|Includes: IEF, iShares 3-7 Year Treasury Bond ETF (IEI), JFR

I spent minutes staring at this:  the US 10yr Treasury Bond finished the day at 1.99%.  I want the reader to first step back and think about the inherent paradox of investors buying a downgrade, and secondly, consider what a current and continued low rate structure implies.


Last month, S&P downgraded the US’s sovereign credit rating from AAA to AA+ (with a negative outlook).  Since then, the US 10yr Treasury Bond yield has fallen from 2.40% to 1.99%.  This means that as US credit is officially considered to be worsening, more investors are buying it!  The opposite is normally true:  when a country is downgraded, investors normally demand higher compensation for lending funds to that country.  In the US’s current situation, the country suffered a downgrade and investors now demand less compensation for funds lent–quite the paradox!  I believe this situation to be unsustainable.


Suppressing interest rates to abnormally low levels both hurts the economy and the currency.  My assumptions are as follows:

  • An economy is based on what it produces
  • New sources of production depend on businesses investing in capital expenditures
  • Financing for capital expenditures depends on another party saving money (forgoing consumption)
  • Saving money requires an incentive of high interest rates

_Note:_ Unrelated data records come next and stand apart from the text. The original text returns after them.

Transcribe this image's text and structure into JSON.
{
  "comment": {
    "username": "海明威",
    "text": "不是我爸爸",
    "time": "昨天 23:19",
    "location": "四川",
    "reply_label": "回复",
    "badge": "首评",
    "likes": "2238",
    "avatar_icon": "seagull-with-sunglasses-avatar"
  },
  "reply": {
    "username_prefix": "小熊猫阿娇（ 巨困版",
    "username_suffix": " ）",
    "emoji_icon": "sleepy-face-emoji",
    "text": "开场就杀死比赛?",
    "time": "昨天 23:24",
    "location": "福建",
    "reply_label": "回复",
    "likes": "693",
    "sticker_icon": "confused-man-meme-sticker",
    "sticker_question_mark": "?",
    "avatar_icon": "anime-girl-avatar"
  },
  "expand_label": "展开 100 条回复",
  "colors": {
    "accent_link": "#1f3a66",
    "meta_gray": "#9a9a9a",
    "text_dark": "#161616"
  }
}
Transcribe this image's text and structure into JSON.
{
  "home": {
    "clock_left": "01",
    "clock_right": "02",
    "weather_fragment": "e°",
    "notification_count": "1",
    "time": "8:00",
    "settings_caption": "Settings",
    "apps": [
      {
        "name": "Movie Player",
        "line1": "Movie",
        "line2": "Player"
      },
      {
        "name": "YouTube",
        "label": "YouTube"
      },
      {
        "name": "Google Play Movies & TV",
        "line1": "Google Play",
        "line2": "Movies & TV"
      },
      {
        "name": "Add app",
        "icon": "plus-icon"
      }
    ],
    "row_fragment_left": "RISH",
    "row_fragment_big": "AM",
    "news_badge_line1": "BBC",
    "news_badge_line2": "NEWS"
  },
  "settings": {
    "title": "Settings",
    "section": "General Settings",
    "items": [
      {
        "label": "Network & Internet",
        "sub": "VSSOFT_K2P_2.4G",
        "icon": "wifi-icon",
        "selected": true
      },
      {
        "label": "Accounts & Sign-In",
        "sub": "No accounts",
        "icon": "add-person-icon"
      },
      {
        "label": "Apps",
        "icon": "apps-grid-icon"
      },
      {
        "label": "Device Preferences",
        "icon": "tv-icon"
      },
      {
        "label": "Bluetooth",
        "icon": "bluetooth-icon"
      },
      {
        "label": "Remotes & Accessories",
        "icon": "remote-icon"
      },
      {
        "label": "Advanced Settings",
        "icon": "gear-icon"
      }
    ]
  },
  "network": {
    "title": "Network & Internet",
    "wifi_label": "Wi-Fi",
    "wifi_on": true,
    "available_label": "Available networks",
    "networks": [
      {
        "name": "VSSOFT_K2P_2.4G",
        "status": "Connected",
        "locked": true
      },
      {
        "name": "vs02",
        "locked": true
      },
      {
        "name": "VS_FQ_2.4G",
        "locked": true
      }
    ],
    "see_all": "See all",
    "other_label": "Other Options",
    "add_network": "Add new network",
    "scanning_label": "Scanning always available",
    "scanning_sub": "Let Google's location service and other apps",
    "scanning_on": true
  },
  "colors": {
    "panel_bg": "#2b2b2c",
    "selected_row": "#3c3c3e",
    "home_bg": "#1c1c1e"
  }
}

  • Printing money to enable low rates (via purchasing treasuries) devalues the currency
  • A devalued currency appears as broad-based inflation with increased commodity prices

Today’s Trade

 I argue that the economic malaise, devalued currency, or both, will not be tolerated over the next few years.  I have already established investment positions for an economic downturn, and I have multiple positions that hedge against the US Dollar (see Commodities and Coins allocation in this pie graph).  Today’s trade directly attacks the yield curve.  I strongly believe that the US 10yr Treasury Bond will yield significantly higher than 1.99% in a few years.  I choose to short the 3-7 year portion of the curve by shorting 15 shares of IEI, which is a bond fund ETF mimicking the Treasury Yield curve, at $121.70.  Ideally, I would have like to have also shorted IEF, which is the 7-10 year portion of the curve, but shares of the ETF were unavailable for shorting; I may revisit this next week…  And for those of you who are long-time followers, I still own JFR and would consider purchasing more at a lower price.